One of Washington's prominent black ministers has set off a firestorm among the city's gay community with a recent sermon in which he denounced lesbianism in unusually graphic language, warned that it is about "to take over our community" and asserted that one reason women become lesbians is because "lot of the sisters making more money than brothers."
The Rev. Willie F. Wilson, pastor of Union Temple Baptist Church in Southeast Washington, said during a recorded July 3 sermon: "You got to be careful when you say you don't need no man. 'I can make it by myself.' Well, if you don't need a man, what's left?"
Wilson's remarks, first reported yesterday by the Washington Blade, stunned local gay leaders. Several said they were inappropriate because of Wilson's role as national executive director of the 10-year commemoration of the Million Man March in October.
Wilson, a former mayoral candidate, did not respond to phone messages left at his church and home yesterday seeking comment.
His sermons usually are recorded and then sold. The Washington Post obtained a CD of this sermon from Philip Pannell of Southeast, who served in 2000 as Mayor Anthony A. Williams's liaison for gay, lesbian, bisexual and transgender affairs.
Pannell said he was "stunned" by the remarks. "He has every right to say what he wants from his pulpit," Pannell said. "However, in his role as national director of the [October march] it does not make the gay, lesbian, transsexual and bisexual African American community seem welcome when these attitudes are expressed publicly."
Longtime gay civil rights activist Carlene Cheatam of Northeast said Nation of Islam minister Louis Farrakhan, principal leader of the first Million Man March, "needs to denounce those words from . . . Wilson." Farrakhan's office referred a reporter to the Chicago office of the Million Man March. Officials there did not respond to a message seeking comment.
"How do you go from women making money and then that having an impact on your sexual orientation?" Cheatam asked. "There are too many strong African American women who are advancing in this society that he is insulting."
Pannell said the comments seem to explain why Wilson had not attended meetings organized by gay and lesbian activists to plan for the upcoming commemoration. "It's clear they don't want us to be part of this [event], except showing up and boosting the numbers on the Mall that day," Pannell said. "That's not empowering at all."
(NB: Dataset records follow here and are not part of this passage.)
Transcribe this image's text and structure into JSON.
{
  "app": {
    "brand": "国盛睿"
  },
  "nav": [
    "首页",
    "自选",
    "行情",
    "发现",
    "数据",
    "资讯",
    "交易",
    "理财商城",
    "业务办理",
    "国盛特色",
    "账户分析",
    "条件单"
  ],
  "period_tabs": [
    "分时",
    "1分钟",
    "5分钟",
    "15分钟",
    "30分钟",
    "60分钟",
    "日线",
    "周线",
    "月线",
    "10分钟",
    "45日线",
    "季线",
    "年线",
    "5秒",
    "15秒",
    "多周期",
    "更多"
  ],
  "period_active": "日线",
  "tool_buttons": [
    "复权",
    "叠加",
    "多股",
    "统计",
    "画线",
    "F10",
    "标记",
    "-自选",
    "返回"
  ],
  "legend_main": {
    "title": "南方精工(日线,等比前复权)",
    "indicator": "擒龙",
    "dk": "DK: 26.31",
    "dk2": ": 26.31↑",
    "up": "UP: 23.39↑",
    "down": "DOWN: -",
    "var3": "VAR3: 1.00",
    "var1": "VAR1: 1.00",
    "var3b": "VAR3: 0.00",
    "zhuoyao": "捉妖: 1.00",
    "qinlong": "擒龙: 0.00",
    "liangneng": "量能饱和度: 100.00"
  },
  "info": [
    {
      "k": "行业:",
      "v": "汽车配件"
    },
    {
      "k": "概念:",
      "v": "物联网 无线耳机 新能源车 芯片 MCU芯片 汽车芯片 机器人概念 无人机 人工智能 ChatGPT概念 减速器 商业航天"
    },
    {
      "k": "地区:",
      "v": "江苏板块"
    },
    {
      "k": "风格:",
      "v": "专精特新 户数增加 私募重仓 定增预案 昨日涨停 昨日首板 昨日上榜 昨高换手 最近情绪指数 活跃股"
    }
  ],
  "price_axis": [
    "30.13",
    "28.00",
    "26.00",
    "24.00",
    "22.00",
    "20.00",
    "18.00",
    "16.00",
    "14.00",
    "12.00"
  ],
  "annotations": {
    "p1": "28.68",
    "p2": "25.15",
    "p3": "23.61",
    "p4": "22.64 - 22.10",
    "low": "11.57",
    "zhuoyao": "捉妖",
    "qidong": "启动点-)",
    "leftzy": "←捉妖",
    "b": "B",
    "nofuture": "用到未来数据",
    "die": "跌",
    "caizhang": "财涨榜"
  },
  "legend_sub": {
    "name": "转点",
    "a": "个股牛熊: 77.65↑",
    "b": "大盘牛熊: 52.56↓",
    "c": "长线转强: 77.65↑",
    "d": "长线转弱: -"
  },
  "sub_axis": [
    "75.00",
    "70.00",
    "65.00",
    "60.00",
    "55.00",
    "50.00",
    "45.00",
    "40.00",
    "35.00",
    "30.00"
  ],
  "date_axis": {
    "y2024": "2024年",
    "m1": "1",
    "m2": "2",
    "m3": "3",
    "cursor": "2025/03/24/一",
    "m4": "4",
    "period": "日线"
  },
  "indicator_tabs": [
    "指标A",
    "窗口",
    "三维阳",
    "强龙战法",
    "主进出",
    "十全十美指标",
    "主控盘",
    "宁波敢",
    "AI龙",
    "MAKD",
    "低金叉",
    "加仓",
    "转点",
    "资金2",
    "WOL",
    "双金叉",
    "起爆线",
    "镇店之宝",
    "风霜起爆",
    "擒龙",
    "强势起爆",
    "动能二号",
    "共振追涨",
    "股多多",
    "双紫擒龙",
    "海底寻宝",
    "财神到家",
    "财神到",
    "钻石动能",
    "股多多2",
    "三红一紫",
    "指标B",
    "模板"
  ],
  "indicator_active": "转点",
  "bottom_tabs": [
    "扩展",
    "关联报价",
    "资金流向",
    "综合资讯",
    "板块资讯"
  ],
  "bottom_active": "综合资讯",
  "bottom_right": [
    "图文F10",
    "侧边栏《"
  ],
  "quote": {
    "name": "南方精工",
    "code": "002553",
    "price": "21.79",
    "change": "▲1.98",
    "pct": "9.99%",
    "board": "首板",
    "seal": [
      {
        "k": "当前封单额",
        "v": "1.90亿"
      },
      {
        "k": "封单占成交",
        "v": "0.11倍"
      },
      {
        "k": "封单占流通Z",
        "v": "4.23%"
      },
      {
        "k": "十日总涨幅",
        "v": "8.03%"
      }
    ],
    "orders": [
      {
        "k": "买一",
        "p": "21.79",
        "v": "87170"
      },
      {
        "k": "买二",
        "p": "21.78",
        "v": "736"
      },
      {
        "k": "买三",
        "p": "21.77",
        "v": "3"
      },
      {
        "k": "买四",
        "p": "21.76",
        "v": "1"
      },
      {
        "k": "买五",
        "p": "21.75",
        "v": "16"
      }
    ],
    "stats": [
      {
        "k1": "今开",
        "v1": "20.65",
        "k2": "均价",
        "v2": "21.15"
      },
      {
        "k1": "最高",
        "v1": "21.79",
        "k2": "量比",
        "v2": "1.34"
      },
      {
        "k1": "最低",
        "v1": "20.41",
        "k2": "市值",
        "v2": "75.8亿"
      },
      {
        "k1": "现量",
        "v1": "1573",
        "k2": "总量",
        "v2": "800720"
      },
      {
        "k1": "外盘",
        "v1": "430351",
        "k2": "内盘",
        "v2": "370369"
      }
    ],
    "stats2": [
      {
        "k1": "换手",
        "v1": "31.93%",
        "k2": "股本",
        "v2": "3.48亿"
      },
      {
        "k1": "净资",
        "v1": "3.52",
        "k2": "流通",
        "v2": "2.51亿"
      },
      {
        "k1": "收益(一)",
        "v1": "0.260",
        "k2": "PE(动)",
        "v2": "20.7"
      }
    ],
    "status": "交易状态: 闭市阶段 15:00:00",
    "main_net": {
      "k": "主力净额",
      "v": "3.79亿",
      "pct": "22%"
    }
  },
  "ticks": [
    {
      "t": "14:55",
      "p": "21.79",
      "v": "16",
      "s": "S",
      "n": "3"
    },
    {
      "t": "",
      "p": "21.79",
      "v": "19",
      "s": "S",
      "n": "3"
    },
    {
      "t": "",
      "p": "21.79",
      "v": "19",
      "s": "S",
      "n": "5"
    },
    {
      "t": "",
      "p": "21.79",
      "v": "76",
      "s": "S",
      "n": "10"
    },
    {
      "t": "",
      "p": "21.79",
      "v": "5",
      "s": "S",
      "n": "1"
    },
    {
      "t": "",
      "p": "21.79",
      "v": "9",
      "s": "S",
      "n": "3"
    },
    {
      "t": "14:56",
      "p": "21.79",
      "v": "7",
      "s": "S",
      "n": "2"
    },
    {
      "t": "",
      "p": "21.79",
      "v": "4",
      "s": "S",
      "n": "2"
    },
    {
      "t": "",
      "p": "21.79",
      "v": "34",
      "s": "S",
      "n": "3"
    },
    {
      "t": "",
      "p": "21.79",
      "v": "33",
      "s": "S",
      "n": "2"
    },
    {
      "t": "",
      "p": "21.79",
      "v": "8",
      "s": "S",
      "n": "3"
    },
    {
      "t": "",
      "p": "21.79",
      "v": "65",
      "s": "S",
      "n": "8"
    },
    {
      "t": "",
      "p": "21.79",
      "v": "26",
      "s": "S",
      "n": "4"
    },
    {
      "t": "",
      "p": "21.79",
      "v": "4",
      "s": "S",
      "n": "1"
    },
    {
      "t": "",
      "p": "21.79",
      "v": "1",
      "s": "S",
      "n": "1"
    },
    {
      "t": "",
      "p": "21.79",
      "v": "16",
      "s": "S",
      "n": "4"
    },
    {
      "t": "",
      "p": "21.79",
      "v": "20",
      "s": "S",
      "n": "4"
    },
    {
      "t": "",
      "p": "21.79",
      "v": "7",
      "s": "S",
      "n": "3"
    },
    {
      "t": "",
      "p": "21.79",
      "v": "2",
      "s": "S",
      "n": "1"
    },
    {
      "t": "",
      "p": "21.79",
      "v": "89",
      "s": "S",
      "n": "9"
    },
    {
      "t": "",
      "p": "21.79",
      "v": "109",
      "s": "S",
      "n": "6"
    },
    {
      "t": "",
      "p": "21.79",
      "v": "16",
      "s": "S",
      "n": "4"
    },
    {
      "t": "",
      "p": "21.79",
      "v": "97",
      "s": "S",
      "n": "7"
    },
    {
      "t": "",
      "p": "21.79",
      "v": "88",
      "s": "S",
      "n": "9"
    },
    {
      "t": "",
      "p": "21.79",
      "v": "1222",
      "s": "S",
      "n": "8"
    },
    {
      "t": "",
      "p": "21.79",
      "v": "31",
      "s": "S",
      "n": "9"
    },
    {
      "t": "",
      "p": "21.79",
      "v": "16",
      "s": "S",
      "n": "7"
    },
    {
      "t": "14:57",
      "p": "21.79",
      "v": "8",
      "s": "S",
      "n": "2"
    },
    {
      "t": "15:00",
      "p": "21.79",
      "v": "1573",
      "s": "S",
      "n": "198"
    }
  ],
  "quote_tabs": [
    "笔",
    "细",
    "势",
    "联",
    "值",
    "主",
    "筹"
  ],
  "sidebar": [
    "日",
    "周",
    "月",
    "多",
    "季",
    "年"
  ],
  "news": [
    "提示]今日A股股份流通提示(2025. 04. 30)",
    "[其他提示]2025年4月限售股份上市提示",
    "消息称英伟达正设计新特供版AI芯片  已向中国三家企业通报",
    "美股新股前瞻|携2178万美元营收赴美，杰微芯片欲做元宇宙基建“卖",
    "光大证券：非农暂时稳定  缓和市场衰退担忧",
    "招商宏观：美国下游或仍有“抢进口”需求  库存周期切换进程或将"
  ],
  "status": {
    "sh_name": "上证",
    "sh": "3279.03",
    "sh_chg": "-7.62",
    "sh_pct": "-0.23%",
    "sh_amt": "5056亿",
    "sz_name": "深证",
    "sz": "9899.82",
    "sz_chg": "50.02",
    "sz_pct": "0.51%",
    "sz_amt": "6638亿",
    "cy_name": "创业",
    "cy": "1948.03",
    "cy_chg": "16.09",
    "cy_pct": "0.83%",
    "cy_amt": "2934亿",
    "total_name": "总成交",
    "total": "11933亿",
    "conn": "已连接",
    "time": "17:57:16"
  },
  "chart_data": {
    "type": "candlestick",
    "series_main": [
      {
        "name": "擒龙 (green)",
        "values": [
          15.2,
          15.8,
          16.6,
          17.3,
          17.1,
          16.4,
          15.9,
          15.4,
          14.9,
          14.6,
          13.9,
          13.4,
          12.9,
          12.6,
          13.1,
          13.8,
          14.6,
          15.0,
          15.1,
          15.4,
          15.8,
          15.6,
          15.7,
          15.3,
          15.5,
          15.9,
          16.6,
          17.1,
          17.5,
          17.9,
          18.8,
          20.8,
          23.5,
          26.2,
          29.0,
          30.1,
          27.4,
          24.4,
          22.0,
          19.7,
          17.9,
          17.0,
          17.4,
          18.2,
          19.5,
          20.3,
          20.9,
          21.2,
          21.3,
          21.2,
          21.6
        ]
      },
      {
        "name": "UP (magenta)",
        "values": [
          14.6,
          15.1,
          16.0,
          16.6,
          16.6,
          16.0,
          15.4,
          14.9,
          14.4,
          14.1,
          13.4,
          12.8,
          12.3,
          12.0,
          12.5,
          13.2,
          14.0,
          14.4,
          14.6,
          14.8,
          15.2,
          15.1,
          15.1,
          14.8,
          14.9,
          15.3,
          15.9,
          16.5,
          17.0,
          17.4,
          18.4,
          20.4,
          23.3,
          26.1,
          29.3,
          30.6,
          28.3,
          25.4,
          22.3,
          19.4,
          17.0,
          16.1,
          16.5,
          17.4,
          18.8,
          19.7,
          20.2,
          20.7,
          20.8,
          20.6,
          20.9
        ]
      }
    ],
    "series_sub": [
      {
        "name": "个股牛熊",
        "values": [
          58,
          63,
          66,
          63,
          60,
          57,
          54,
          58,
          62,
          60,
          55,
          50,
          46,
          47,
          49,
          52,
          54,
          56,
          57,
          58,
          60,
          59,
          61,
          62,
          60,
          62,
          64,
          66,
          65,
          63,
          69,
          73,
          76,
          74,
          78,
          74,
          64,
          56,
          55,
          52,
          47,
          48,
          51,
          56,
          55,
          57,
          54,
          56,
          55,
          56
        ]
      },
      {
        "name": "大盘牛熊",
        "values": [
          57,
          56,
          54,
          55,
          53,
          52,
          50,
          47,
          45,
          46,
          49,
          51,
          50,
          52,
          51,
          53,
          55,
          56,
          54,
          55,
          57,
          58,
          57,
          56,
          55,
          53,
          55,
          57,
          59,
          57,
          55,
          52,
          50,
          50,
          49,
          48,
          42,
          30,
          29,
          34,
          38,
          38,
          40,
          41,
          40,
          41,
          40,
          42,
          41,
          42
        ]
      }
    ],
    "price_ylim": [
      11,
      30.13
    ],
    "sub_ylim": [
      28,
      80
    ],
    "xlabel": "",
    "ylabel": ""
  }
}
Some members of the gay community said they were especially shocked because the remarks ran counter to Wilson's relationship with the community in the past. He was the first influential black preacher in the District to open his church for a forum in 1999 on discrimination against homosexuals in the black church.
The pastor's comments on lesbians came in the middle of a rambling sermon.
After decrying rising prices, he said: "I ain't against women working, but it's become a necessity that they work now. Was a time when a man could get a job in a factory and do all right.
"We live in a time now brothers have been so put down, can't get a job. Lot of the sisters making more money than brothers, and it's created problems in families. That's one of the reasons our families [are] breaking up and that's one of the reasons many of our women are becoming lesbians," he said.
Lesbianism is about "to take over our community. I'm talking about young girls. My son in high school last year. Tried to go to the prom. He said, 'Dad, I ain't got nobody to take to the prom because all the girls in my class are gay. Ain't but two of 'em straight, and both of them ugly," Wilson recounted.
The pastor, who said he was not homophobic, then described a gay sexual encounter in explicit and derogatory terms.
The Rev. Candace R. Shultis, pastor at Metropolitan Community Church of Washington, a gay congregation, said "it was unbelievable that someone would . . . use that kind of language from the pulpit." The graphic detail, she said, "tells me he doesn't know a whole lot about the gay lifestyle."